### What you will do
Could you reproduce every record below exactly as written?

### Material supplied

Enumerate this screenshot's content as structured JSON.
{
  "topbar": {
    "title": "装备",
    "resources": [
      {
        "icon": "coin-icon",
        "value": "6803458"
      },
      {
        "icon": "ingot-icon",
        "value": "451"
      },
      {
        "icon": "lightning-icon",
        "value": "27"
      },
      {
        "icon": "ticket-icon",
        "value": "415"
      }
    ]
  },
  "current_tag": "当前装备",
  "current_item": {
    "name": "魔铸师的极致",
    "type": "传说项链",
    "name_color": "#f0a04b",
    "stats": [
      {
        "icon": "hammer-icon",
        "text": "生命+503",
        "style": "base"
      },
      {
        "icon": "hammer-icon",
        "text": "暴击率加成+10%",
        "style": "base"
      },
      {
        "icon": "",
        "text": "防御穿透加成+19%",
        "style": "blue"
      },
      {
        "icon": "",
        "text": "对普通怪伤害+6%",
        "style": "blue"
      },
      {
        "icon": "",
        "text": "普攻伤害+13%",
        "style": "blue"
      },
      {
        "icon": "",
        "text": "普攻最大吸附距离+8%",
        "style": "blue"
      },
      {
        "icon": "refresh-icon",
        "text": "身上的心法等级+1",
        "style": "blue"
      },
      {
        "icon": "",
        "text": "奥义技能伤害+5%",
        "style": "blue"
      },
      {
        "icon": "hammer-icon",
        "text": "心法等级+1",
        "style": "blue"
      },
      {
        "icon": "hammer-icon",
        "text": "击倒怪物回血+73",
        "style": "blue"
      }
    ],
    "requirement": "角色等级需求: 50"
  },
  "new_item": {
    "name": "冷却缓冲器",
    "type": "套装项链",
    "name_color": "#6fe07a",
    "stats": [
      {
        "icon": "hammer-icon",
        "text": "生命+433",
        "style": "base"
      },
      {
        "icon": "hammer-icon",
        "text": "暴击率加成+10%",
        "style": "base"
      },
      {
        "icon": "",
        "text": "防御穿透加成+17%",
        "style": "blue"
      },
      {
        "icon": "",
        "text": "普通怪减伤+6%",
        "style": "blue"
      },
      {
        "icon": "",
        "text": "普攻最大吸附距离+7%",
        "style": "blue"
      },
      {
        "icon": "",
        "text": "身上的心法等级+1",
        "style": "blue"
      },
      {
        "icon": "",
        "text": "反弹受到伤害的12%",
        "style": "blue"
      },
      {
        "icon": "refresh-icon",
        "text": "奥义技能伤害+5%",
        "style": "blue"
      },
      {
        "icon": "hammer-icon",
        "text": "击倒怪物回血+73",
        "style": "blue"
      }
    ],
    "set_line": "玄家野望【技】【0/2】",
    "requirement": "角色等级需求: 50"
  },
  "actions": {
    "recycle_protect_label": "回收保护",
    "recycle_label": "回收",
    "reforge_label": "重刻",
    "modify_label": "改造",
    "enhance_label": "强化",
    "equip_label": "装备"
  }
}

### Answer space
Enumerate this screenshot's content as structured JSON.
{
  "topbar": {
    "title": "装备",
    "resources": [
      {
        "icon": "coin-icon",
        "value": "6803458"
      },
      {
        "icon": "ingot-icon",
        "value": "451"
      },
      {
        "icon": "lightning-icon",
        "value": "27"
      },
      {
        "icon": "ticket-icon",
        "value": "415"
      }
    ]
  },
  "current_tag": "当前装备",
  "current_item": {
    "name": "魔铸师的极致",
    "type": "传说项链",
    "name_color": "#f0a04b",
    "stats": [
      {
        "icon": "hammer-icon",
        "text": "生命+503",
        "style": "base"
      },
      {
        "icon": "hammer-icon",
        "text": "暴击率加成+10%",
        "style": "base"
      },
      {
        "icon": "",
        "text": "防御穿透加成+19%",
        "style": "blue"
      },
      {
        "icon": "",
        "text": "对普通怪伤害+6%",
        "style": "blue"
      },
      {
        "icon": "",
        "text": "普攻伤害+13%",
        "style": "blue"
      },
      {
        "icon": "",
        "text": "普攻最大吸附距离+8%",
        "style": "blue"
      },
      {
        "icon": "refresh-icon",
        "text": "身上的心法等级+1",
        "style": "blue"
      },
      {
        "icon": "",
        "text": "奥义技能伤害+5%",
        "style": "blue"
      },
      {
        "icon": "hammer-icon",
        "text": "心法等级+1",
        "style": "blue"
      },
      {
        "icon": "hammer-icon",
        "text": "击倒怪物回血+73",
        "style": "blue"
      }
    ],
    "requirement": "角色等级需求: 50"
  },
  "new_item": {
    "name": "冷却缓冲器",
    "type": "套装项链",
    "name_color": "#6fe07a",
    "stats": [
      {
        "icon": "hammer-icon",
        "text": "生命+433",
        "style": "base"
      },
      {
        "icon": "hammer-icon",
        "text": "暴击率加成+10%",
        "style": "base"
      },
      {
        "icon": "",
        "text": "防御穿透加成+17%",
        "style": "blue"
      },
      {
        "icon": "",
        "text": "普通怪减伤+6%",
        "style": "blue"
      },
      {
        "icon": "",
        "text": "普攻最大吸附距离+7%",
        "style": "blue"
      },
      {
        "icon": "",
        "text": "身上的心法等级+1",
        "style": "blue"
      },
      {
        "icon": "",
        "text": "反弹受到伤害的12%",
        "style": "blue"
      },
      {
        "icon": "refresh-icon",
        "text": "奥义技能伤害+5%",
        "style": "blue"
      },
      {
        "icon": "hammer-icon",
        "text": "击倒怪物回血+73",
        "style": "blue"
      }
    ],
    "set_line": "玄家野望【技】【0/2】",
    "requirement": "角色等级需求: 50"
  },
  "actions": {
    "recycle_protect_label": "回收保护",
    "recycle_label": "回收",
    "reforge_label": "重刻",
    "modify_label": "改造",
    "enhance_label": "强化",
    "equip_label": "装备"
  }
}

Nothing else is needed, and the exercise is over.